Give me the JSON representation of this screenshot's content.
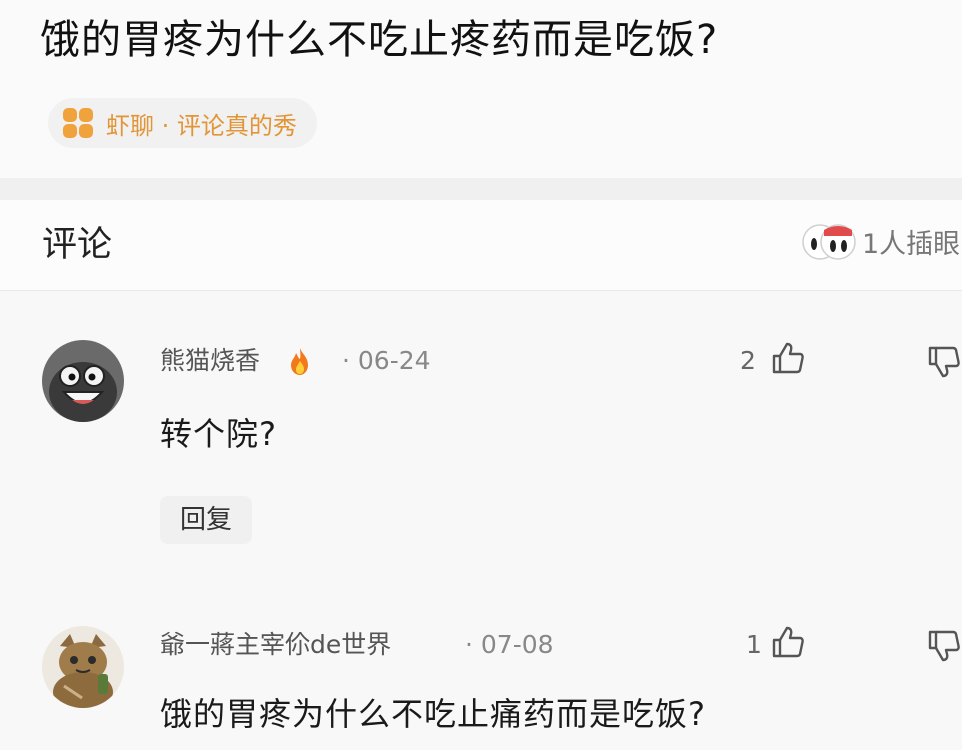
{
  "post": {
    "title": "饿的胃疼为什么不吃止疼药而是吃饭?",
    "topic": "虾聊 · 评论真的秀"
  },
  "comments_section": {
    "title": "评论",
    "viewers": "1人插眼"
  },
  "comments": [
    {
      "username": "熊猫烧香",
      "badge": "fire-icon",
      "date": "· 06-24",
      "likes": "2",
      "text": "转个院?",
      "reply_label": "回复"
    },
    {
      "username": "爺一蔣主宰伱de世界",
      "date": "· 07-08",
      "likes": "1",
      "text": "饿的胃疼为什么不吃止痛药而是吃饭?"
    }
  ],
  "colors": {
    "topic_accent": "#f0a23c",
    "background": "#f8f8f8"
  }
}
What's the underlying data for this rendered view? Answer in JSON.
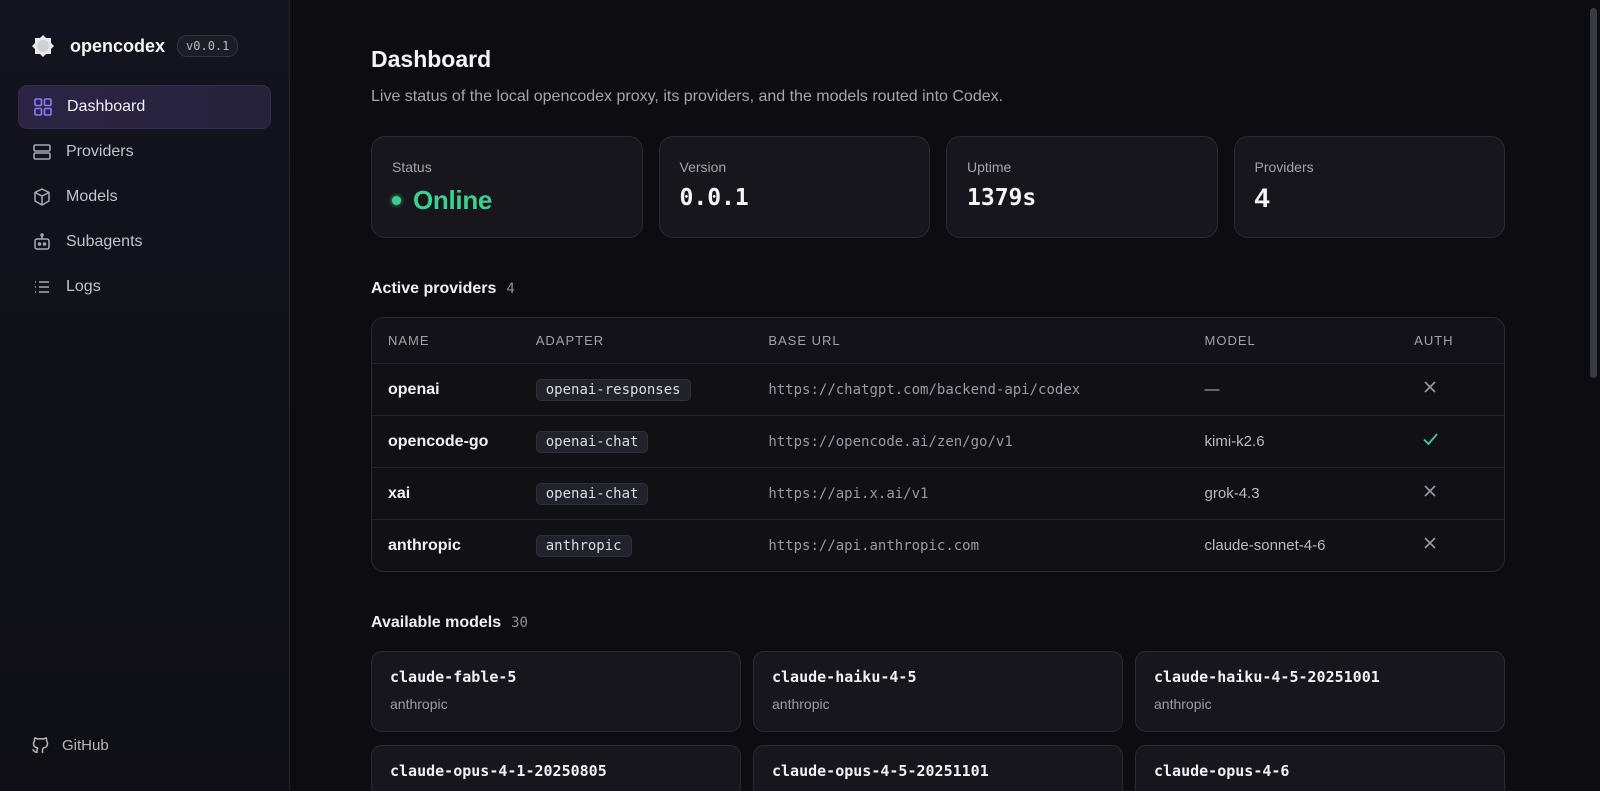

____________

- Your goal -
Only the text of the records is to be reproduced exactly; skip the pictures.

- Answer to this problem -
Give me the JSON representation of this screenshot's content.
{
  "post": {
    "title": "饿的胃疼为什么不吃止疼药而是吃饭?",
    "topic": "虾聊 · 评论真的秀"
  },
  "comments_section": {
    "title": "评论",
    "viewers": "1人插眼"
  },
  "comments": [
    {
      "username": "熊猫烧香",
      "badge": "fire-icon",
      "date": "· 06-24",
      "likes": "2",
      "text": "转个院?",
      "reply_label": "回复"
    },
    {
      "username": "爺一蔣主宰伱de世界",
      "date": "· 07-08",
      "likes": "1",
      "text": "饿的胃疼为什么不吃止痛药而是吃饭?"
    }
  ],
  "colors": {
    "topic_accent": "#f0a23c",
    "background": "#f8f8f8"
  }
}
What's the underlying data for this rendered view? Answer in JSON.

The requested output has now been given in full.